World's End murders: Components of Angus Sinclair's DNA found on tights
The World's End murder trial has heard DNA from a torn pair of tights used as a ligature matched components of the accused's profile.
Angus Sinclair, 69, denies raping and murdering 17-year-olds Helen Scott and Christine Eadie in October 1977.
Forensic scientist Geraldine Davidson was giving evidence about samples from the teenagers' clothing used as ligatures on the girls.
New techniques mean samples that have degraded can now be analysed.
Mrs Davidson agreed with the Lord Advocate, who is prosecuting, that it was possible Christine Eadie's tights had been ripped into ligatures and used to bind her wrists and neck.
She said she would be looking for DNA in areas around rips and tears, as it would require some degree of force to do this and it was likely to have been handled.
The court also heard about a knotted area of another part of a ligature from Christine's neck.
Mrs Davidson said she was interested in the area of the knot as she wanted to "try to detect DNA for the person who tied the knot."
She said a mixture of DNA profiles of Mr Sinclair and his brother-in-law Gordon Hamilton were found on it.
The conclusion from an expert statistician was that there was extremely strong support for both Gordon Hamilton and Angus Sinclair being contributors of the DNA and it was over a billion times more likely to have come from them than either or neither of them.
Mr Sinclair blames his brother-in-law for the teenagers' murders.
Ms Eadie's body was found the following afternoon at Gosford Bay, Aberlady, while Ms Scott's body was discovered a few hours later in a wheat field near Haddington.

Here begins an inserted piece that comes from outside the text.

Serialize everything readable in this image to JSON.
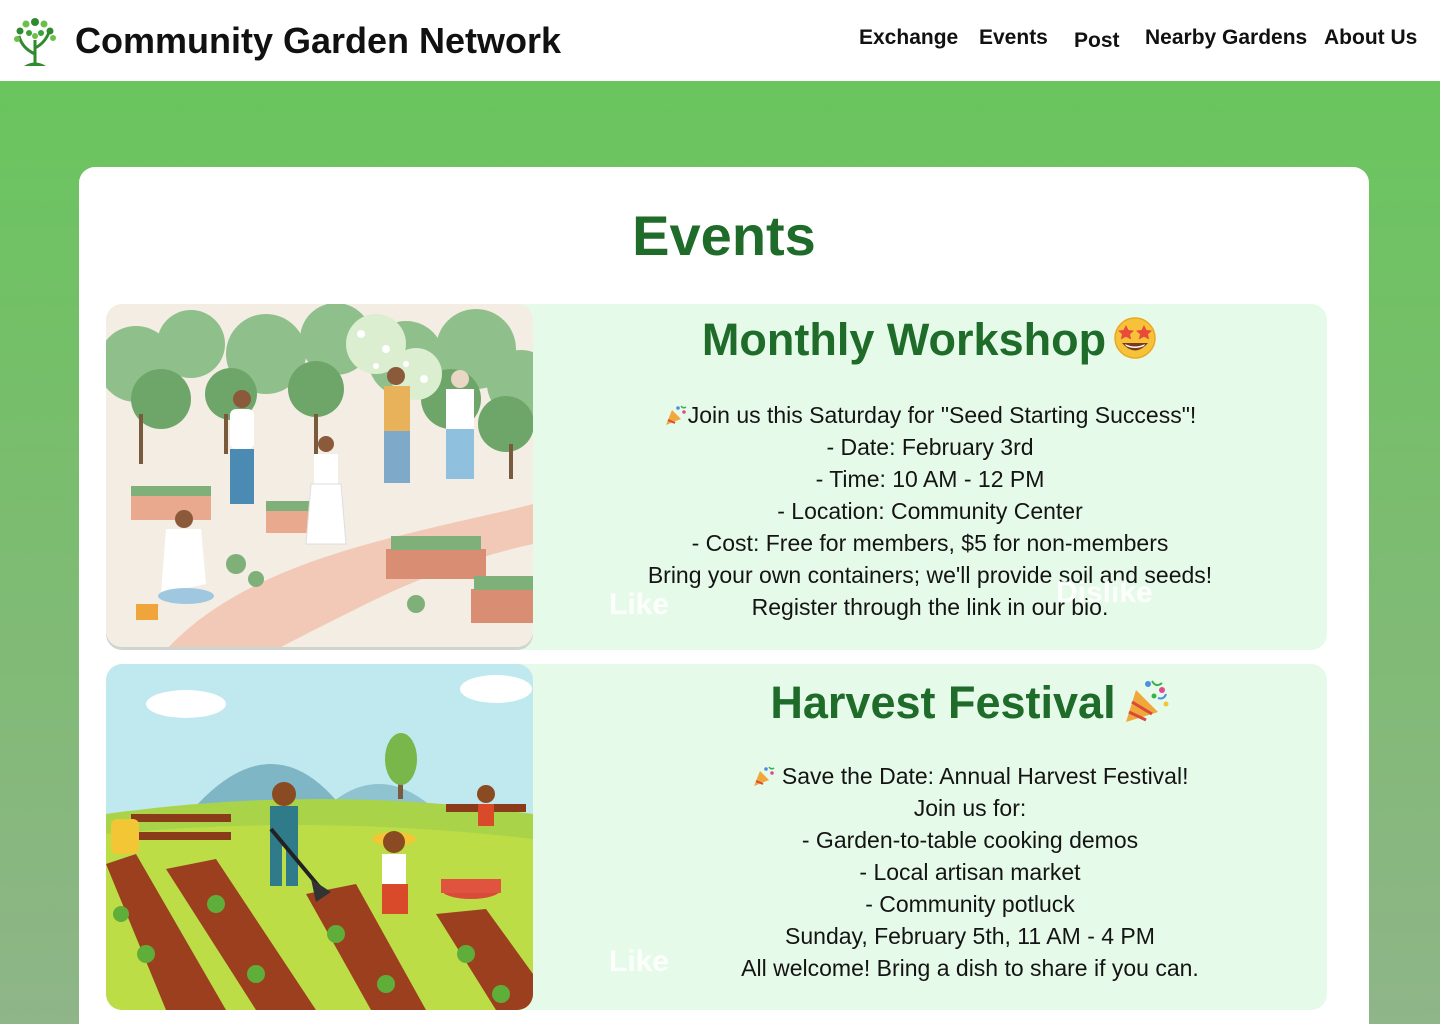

Mr Sinclair has submitted three special defences of incrimination - blaming his late brother-in-law Gordon Hamilton; one of alibi - saying he was fishing on the banks of the Firth of Forth near Cockenzie power station at the time; and that the two girls consented to sexual intercourse.

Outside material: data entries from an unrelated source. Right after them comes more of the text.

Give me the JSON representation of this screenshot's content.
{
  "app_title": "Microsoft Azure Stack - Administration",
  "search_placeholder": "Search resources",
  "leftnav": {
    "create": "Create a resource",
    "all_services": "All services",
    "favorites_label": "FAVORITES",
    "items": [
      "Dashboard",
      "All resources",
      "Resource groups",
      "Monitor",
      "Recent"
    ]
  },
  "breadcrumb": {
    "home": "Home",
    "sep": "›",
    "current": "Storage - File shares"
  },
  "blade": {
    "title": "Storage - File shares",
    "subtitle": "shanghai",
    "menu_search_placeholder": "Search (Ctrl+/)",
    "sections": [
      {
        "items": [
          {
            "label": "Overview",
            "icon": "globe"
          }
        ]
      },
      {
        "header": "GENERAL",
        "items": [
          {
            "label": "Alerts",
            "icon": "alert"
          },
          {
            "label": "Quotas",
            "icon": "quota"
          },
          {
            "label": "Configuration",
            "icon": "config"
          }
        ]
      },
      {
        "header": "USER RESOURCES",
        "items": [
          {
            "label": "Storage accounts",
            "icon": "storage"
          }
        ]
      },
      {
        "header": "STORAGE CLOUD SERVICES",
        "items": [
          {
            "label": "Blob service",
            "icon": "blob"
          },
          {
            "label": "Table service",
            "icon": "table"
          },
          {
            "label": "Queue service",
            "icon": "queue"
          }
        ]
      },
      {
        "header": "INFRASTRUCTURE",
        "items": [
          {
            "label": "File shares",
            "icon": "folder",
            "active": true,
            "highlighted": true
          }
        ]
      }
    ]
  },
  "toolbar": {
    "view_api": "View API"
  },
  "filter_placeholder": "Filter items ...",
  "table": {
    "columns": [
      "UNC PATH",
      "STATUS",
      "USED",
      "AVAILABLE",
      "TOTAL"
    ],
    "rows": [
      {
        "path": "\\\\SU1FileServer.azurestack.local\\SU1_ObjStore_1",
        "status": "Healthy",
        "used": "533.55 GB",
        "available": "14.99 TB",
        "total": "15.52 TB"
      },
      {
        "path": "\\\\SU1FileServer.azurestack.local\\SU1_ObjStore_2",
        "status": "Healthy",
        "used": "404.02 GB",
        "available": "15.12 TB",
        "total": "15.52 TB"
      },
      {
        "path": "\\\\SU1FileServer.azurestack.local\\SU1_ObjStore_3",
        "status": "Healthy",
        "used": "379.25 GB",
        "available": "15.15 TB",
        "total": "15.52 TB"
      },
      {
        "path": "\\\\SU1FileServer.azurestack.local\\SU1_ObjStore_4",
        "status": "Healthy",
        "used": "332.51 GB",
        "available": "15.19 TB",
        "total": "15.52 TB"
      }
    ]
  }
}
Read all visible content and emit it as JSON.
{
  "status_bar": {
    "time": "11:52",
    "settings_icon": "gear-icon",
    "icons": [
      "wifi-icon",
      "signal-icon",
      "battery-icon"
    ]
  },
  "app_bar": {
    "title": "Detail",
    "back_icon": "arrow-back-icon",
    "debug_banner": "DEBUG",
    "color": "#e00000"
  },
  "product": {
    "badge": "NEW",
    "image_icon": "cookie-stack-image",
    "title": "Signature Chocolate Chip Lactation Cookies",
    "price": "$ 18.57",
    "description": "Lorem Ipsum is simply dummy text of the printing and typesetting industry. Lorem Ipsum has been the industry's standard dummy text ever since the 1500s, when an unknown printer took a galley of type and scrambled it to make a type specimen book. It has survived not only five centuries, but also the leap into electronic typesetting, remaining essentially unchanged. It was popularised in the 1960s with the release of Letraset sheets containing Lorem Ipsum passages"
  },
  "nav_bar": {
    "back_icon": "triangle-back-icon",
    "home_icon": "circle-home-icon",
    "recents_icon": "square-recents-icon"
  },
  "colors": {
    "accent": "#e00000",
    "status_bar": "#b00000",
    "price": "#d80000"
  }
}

Mr Sinclair is alleged to have gagged the girls, bound their wrists and tied a ligature around their necks.
He denies inflicting blunt force injuries on Ms Eadie by repeatedly punching and kicking her on the body and biting her.

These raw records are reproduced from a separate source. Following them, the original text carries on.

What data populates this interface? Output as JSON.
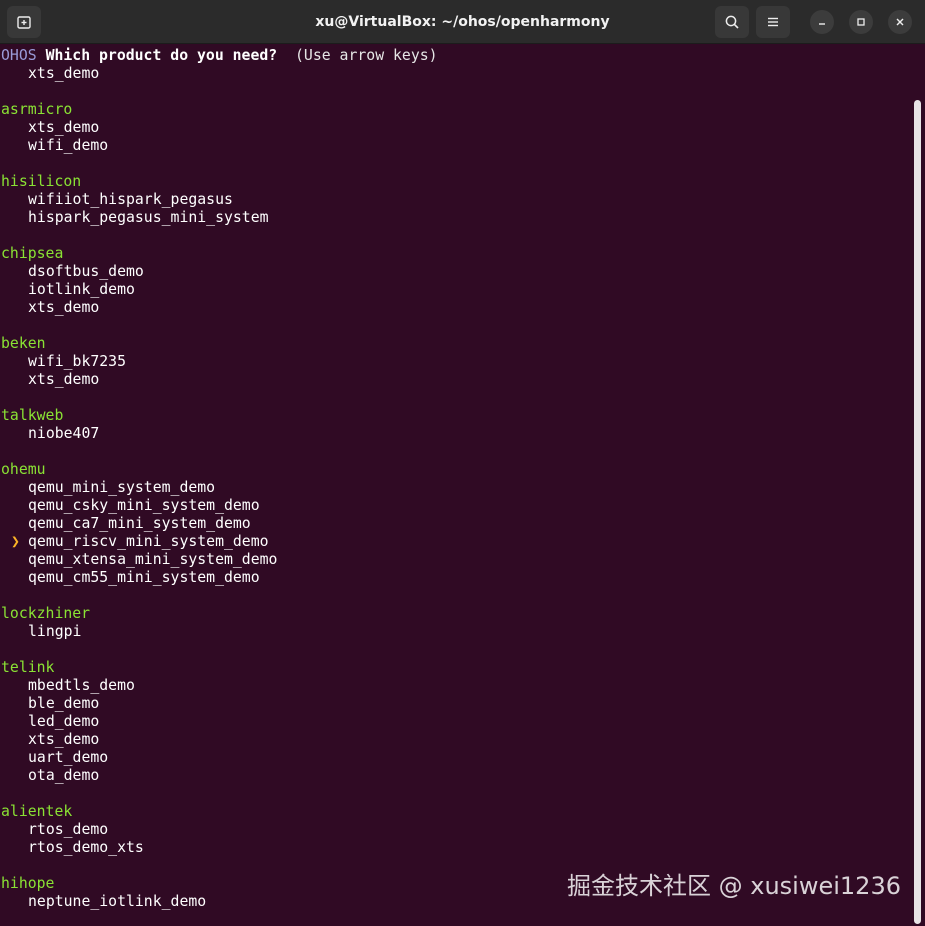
{
  "window": {
    "title": "xu@VirtualBox: ~/ohos/openharmony"
  },
  "titlebar_icons": {
    "new_tab": "new-tab-icon",
    "search": "search-icon",
    "menu": "hamburger-menu-icon",
    "minimize": "minimize-icon",
    "maximize": "maximize-icon",
    "close": "close-icon"
  },
  "prompt": {
    "prefix": "OHOS",
    "question": "Which product do you need?",
    "hint": "(Use arrow keys)"
  },
  "selection": {
    "pointer": "❯",
    "selected_product": "qemu_riscv_mini_system_demo"
  },
  "groups": [
    {
      "vendor": "",
      "products": [
        "xts_demo"
      ]
    },
    {
      "vendor": "asrmicro",
      "products": [
        "xts_demo",
        "wifi_demo"
      ]
    },
    {
      "vendor": "hisilicon",
      "products": [
        "wifiiot_hispark_pegasus",
        "hispark_pegasus_mini_system"
      ]
    },
    {
      "vendor": "chipsea",
      "products": [
        "dsoftbus_demo",
        "iotlink_demo",
        "xts_demo"
      ]
    },
    {
      "vendor": "beken",
      "products": [
        "wifi_bk7235",
        "xts_demo"
      ]
    },
    {
      "vendor": "talkweb",
      "products": [
        "niobe407"
      ]
    },
    {
      "vendor": "ohemu",
      "products": [
        "qemu_mini_system_demo",
        "qemu_csky_mini_system_demo",
        "qemu_ca7_mini_system_demo",
        "qemu_riscv_mini_system_demo",
        "qemu_xtensa_mini_system_demo",
        "qemu_cm55_mini_system_demo"
      ]
    },
    {
      "vendor": "lockzhiner",
      "products": [
        "lingpi"
      ]
    },
    {
      "vendor": "telink",
      "products": [
        "mbedtls_demo",
        "ble_demo",
        "led_demo",
        "xts_demo",
        "uart_demo",
        "ota_demo"
      ]
    },
    {
      "vendor": "alientek",
      "products": [
        "rtos_demo",
        "rtos_demo_xts"
      ]
    },
    {
      "vendor": "hihope",
      "products": [
        "neptune_iotlink_demo"
      ]
    }
  ],
  "watermark": "掘金技术社区 @ xusiwei1236",
  "colors": {
    "background": "#300a24",
    "vendor": "#8ae234",
    "pointer": "#fcb426",
    "prefix": "#9a9ad8"
  }
}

He also denies forcing Ms Scott to walk barefoot into a field, ripping the strap from her handbag, repeatedly punching and kicking her on the head and body and stamping on her head.
And he denies stealing clothing, footwear, jewellery and other personal effects from the teenagers in an attempt to pervert the course of justice.
The trial at the High Court in Livingston continues.